Work to complete: Pull every line that holds the word "Thermal" from the entries.

===== Exercise data

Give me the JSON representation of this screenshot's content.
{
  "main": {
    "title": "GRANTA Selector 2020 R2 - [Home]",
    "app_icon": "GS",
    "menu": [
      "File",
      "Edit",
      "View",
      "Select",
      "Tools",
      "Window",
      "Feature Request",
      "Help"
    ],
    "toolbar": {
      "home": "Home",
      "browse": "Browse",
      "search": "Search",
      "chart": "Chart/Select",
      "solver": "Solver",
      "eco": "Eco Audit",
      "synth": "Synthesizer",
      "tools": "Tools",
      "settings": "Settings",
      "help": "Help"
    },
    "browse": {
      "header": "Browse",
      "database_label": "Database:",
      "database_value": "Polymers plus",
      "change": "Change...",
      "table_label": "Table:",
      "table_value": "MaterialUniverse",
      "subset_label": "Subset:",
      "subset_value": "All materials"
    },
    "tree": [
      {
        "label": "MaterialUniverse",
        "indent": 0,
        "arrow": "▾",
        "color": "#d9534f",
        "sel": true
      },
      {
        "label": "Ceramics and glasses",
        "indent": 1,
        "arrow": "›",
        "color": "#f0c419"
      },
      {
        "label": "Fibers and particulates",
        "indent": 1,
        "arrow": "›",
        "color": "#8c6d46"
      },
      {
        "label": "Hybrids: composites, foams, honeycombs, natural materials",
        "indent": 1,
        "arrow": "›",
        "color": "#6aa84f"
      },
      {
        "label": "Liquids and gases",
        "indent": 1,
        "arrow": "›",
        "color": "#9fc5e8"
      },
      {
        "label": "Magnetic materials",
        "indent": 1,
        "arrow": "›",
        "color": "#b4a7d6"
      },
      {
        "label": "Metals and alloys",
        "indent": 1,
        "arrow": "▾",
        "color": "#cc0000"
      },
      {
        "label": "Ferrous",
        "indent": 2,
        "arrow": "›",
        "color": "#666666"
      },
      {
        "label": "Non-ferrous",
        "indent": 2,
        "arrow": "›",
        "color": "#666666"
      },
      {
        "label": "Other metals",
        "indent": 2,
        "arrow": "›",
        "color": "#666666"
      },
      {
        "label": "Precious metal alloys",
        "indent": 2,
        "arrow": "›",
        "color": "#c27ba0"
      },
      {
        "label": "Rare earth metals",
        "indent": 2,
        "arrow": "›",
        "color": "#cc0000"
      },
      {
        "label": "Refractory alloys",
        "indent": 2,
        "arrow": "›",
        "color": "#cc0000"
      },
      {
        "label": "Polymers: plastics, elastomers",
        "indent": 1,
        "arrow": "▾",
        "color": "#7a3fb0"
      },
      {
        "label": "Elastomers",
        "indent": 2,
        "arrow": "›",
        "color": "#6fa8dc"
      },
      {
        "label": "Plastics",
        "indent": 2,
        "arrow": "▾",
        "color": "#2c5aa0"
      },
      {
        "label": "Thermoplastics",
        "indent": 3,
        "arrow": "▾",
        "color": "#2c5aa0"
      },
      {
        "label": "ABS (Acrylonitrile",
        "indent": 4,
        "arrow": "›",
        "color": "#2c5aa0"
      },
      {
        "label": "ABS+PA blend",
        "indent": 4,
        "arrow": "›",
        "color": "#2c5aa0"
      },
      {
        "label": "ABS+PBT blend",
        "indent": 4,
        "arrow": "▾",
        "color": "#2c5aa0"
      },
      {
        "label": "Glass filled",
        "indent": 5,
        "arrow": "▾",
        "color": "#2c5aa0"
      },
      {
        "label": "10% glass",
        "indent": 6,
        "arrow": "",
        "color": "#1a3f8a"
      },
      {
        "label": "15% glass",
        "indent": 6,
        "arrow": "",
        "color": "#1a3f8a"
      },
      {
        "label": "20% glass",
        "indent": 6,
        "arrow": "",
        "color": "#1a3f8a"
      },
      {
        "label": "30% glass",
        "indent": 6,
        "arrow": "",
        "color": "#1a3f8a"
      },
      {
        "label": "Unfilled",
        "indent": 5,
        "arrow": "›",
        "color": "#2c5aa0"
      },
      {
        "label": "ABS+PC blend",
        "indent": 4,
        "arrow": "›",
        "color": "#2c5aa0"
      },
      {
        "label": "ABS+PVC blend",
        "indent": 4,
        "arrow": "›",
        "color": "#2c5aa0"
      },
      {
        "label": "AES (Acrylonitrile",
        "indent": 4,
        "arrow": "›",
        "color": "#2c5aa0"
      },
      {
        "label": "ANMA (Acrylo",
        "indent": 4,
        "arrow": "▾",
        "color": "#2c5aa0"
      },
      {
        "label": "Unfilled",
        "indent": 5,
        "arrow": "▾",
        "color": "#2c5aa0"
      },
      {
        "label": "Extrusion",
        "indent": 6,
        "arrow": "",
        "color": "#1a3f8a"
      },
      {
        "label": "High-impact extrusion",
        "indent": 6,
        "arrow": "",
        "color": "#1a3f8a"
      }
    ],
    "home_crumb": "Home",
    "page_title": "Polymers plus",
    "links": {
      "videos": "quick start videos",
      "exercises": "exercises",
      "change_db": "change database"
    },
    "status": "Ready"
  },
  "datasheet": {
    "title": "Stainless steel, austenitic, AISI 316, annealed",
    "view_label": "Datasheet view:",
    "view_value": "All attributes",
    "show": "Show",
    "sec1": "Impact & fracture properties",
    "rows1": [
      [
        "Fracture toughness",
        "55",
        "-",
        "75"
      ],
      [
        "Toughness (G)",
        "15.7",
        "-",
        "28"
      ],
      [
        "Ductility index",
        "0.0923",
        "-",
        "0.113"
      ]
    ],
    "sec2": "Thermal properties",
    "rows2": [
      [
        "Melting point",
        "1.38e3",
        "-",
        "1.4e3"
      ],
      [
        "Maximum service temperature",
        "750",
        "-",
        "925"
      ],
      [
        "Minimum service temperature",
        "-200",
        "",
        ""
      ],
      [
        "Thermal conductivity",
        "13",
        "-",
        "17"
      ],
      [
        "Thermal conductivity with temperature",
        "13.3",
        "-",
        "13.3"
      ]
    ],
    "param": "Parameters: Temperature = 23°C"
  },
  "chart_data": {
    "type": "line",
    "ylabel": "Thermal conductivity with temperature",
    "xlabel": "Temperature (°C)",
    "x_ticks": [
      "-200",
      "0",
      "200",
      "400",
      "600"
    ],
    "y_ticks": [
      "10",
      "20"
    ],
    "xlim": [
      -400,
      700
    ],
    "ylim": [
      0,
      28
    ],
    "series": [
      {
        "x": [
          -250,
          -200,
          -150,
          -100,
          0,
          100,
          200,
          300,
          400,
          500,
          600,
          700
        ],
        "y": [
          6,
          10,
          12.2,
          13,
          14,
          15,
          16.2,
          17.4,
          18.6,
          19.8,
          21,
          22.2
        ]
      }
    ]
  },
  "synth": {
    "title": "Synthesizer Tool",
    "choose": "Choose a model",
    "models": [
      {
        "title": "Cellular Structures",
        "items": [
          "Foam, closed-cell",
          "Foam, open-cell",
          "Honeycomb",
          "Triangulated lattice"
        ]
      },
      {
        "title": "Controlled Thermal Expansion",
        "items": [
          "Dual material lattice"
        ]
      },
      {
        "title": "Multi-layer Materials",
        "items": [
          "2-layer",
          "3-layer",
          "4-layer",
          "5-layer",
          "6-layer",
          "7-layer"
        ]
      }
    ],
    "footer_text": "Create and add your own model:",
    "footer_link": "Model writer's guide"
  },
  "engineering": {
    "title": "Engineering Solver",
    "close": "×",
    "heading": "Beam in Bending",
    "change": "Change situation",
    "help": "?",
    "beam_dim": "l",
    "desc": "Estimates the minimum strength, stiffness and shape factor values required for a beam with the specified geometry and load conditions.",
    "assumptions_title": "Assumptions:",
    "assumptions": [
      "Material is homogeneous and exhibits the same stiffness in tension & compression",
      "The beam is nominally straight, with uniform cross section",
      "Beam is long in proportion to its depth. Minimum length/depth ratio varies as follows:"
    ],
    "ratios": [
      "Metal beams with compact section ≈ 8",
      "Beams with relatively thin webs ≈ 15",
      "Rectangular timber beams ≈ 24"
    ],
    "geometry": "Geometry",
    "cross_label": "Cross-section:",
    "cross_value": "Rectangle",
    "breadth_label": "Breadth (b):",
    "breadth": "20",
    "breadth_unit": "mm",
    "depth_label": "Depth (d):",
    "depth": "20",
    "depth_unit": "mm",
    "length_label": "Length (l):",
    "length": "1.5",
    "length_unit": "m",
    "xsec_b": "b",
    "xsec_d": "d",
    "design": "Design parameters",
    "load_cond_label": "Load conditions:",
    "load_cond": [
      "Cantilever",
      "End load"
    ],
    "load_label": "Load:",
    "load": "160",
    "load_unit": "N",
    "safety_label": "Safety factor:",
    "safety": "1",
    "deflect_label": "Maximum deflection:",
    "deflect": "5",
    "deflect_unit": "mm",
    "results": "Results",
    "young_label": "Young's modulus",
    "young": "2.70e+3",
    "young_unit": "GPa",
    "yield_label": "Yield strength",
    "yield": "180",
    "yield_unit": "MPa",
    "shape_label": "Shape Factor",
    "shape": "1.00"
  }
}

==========

Output:
    "sec2": "Thermal properties",
        "Thermal conductivity",
        "Thermal conductivity with temperature",
    "ylabel": "Thermal conductivity with temperature",
        "title": "Controlled Thermal Expansion",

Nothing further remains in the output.